It should be of little surprise that many of these women rarely made a smooth transition (if at all), out of the life as many were trapped in a classic vicious cycle of needing money to finance a drug habit or kick up to a pimp so there really is no way to make an exit at least not without help. Of course how could anyone ever really know if someone got out successfully since there was no reasonable way to track anyone ? You would see someone a couple of times each week over the course of a year and then not at all ever again. I’m not sure at what point I stopped noticing Annie’s presence on The Avenue. It took a few weeks and it was actually one of the older guys, “RoughHouse” who got on the phone and came up with information that everyone else except us seemed to already know – that Annie’s decapitated body had been found in a dumpster. It was an unusually harsh event that got attention but not enough for an arrest to be made.
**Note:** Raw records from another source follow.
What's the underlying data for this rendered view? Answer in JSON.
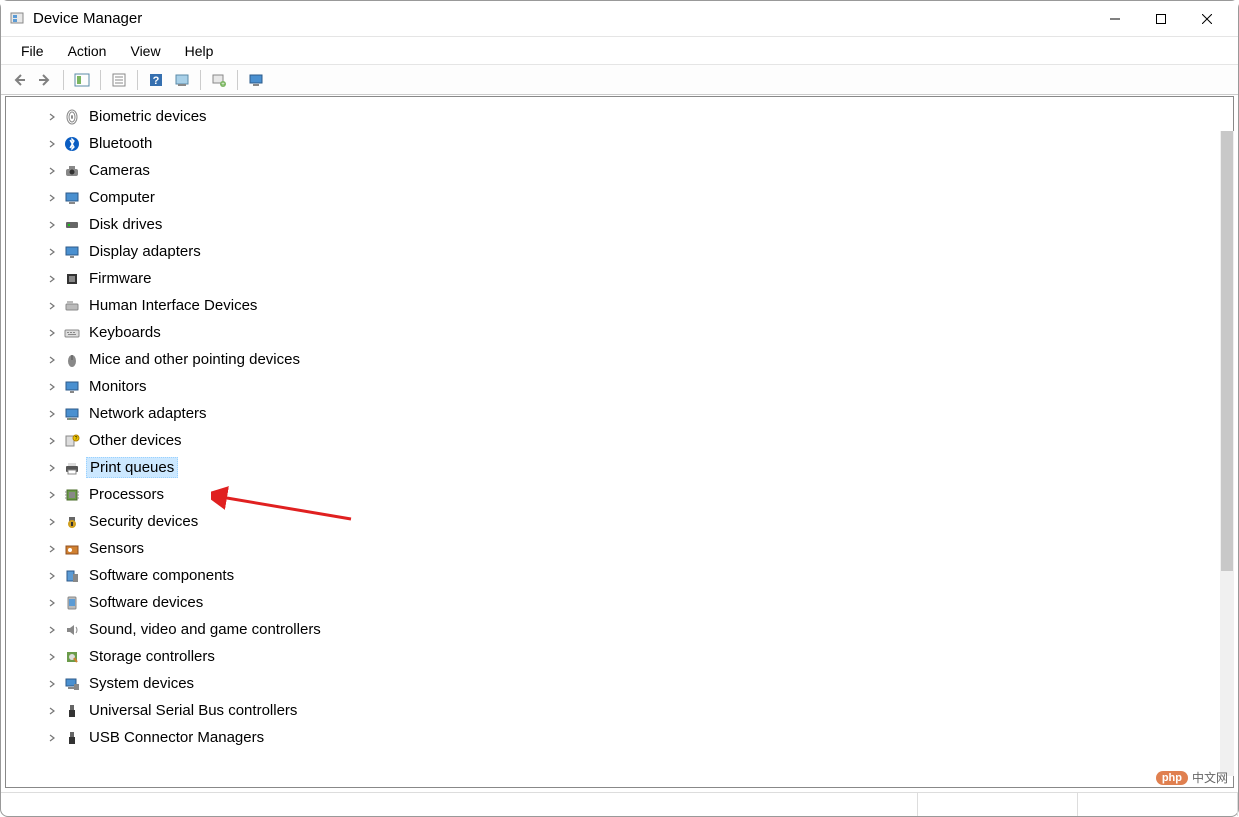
{
  "window": {
    "title": "Device Manager"
  },
  "menu": {
    "file": "File",
    "action": "Action",
    "view": "View",
    "help": "Help"
  },
  "tree": {
    "items": [
      {
        "label": "Biometric devices",
        "icon": "fingerprint",
        "selected": false
      },
      {
        "label": "Bluetooth",
        "icon": "bluetooth",
        "selected": false
      },
      {
        "label": "Cameras",
        "icon": "camera",
        "selected": false
      },
      {
        "label": "Computer",
        "icon": "computer",
        "selected": false
      },
      {
        "label": "Disk drives",
        "icon": "disk",
        "selected": false
      },
      {
        "label": "Display adapters",
        "icon": "display",
        "selected": false
      },
      {
        "label": "Firmware",
        "icon": "firmware",
        "selected": false
      },
      {
        "label": "Human Interface Devices",
        "icon": "hid",
        "selected": false
      },
      {
        "label": "Keyboards",
        "icon": "keyboard",
        "selected": false
      },
      {
        "label": "Mice and other pointing devices",
        "icon": "mouse",
        "selected": false
      },
      {
        "label": "Monitors",
        "icon": "monitor",
        "selected": false
      },
      {
        "label": "Network adapters",
        "icon": "network",
        "selected": false
      },
      {
        "label": "Other devices",
        "icon": "other",
        "selected": false
      },
      {
        "label": "Print queues",
        "icon": "printer",
        "selected": true
      },
      {
        "label": "Processors",
        "icon": "cpu",
        "selected": false
      },
      {
        "label": "Security devices",
        "icon": "security",
        "selected": false
      },
      {
        "label": "Sensors",
        "icon": "sensors",
        "selected": false
      },
      {
        "label": "Software components",
        "icon": "softcomp",
        "selected": false
      },
      {
        "label": "Software devices",
        "icon": "softdev",
        "selected": false
      },
      {
        "label": "Sound, video and game controllers",
        "icon": "sound",
        "selected": false
      },
      {
        "label": "Storage controllers",
        "icon": "storage",
        "selected": false
      },
      {
        "label": "System devices",
        "icon": "system",
        "selected": false
      },
      {
        "label": "Universal Serial Bus controllers",
        "icon": "usb",
        "selected": false
      },
      {
        "label": "USB Connector Managers",
        "icon": "usbconn",
        "selected": false
      }
    ]
  },
  "watermark": {
    "badge": "php",
    "text": "中文网"
  }
}
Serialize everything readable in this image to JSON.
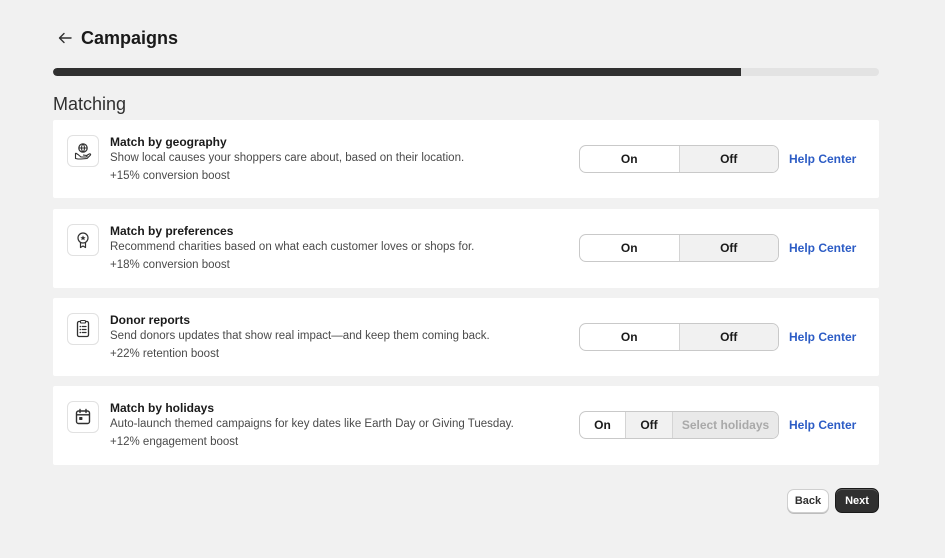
{
  "header": {
    "title": "Campaigns",
    "back_icon": "arrow-left-icon"
  },
  "progress": {
    "percent": 83.3
  },
  "section": {
    "title": "Matching"
  },
  "cards": [
    {
      "icon": "hand-globe-icon",
      "title": "Match by geography",
      "description": "Show local causes your shoppers care about, based on their location.",
      "boost": "+15% conversion boost",
      "on_label": "On",
      "off_label": "Off",
      "selected": "Off",
      "help_label": "Help Center"
    },
    {
      "icon": "award-ribbon-icon",
      "title": "Match by preferences",
      "description": "Recommend charities based on what each customer loves or shops for.",
      "boost": "+18% conversion boost",
      "on_label": "On",
      "off_label": "Off",
      "selected": "Off",
      "help_label": "Help Center"
    },
    {
      "icon": "report-document-icon",
      "title": "Donor reports",
      "description": "Send donors updates that show real impact—and keep them coming back.",
      "boost": "+22% retention boost",
      "on_label": "On",
      "off_label": "Off",
      "selected": "Off",
      "help_label": "Help Center"
    },
    {
      "icon": "calendar-icon",
      "title": "Match by holidays",
      "description": "Auto-launch themed campaigns for key dates like Earth Day or Giving Tuesday.",
      "boost": "+12% engagement boost",
      "on_label": "On",
      "off_label": "Off",
      "select_label": "Select holidays",
      "selected": "Off",
      "help_label": "Help Center"
    }
  ],
  "footer": {
    "back_label": "Back",
    "next_label": "Next"
  },
  "colors": {
    "background": "#f1f1f1",
    "card": "#ffffff",
    "progress_fill": "#303030",
    "progress_track": "#e3e3e3",
    "link": "#2c5cc5",
    "primary_button": "#303030"
  }
}
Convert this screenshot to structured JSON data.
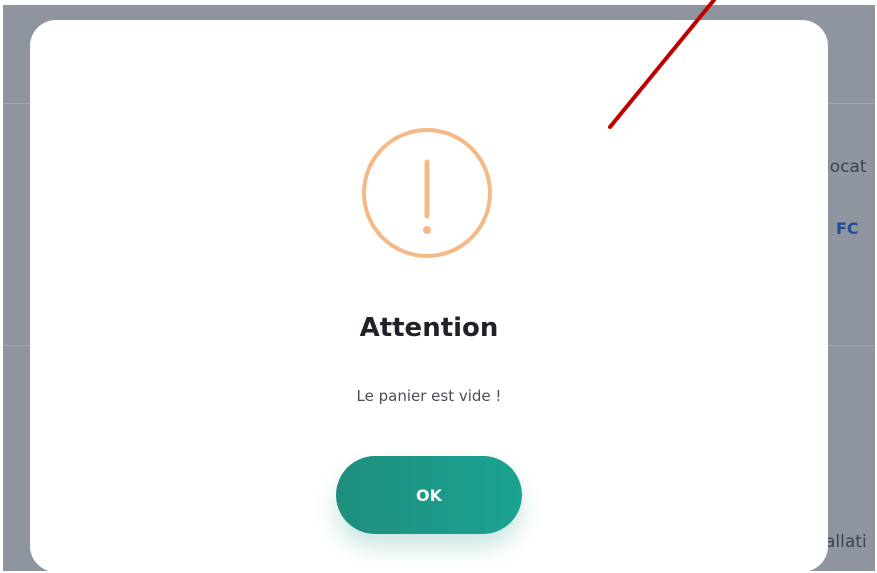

A pall settled in for a while that took months to pass though by the next Summer it had been mostly forgotten and Annie became a footnote in a larger story about a phone booth and prostitution continued to thrive. Thereafter Stewart Avenue became forever synonymous with prostitution although there were other areas of town such as Ponce and Moreland Avenue both which had significant activity also. There are other stories some with equally as horrifying outcomes such as the bachelor party gone wrong at the Alamo Plaza incident that led to the Stewart Avenue to Metropolitan Pkwy name change. However, Annie’s story is particularly emblematic of a larger struggle in the area and as far as I am concerned is the canonical reference for prostitution in southwest Atlanta. © 2016 The Stewart Avenue Kid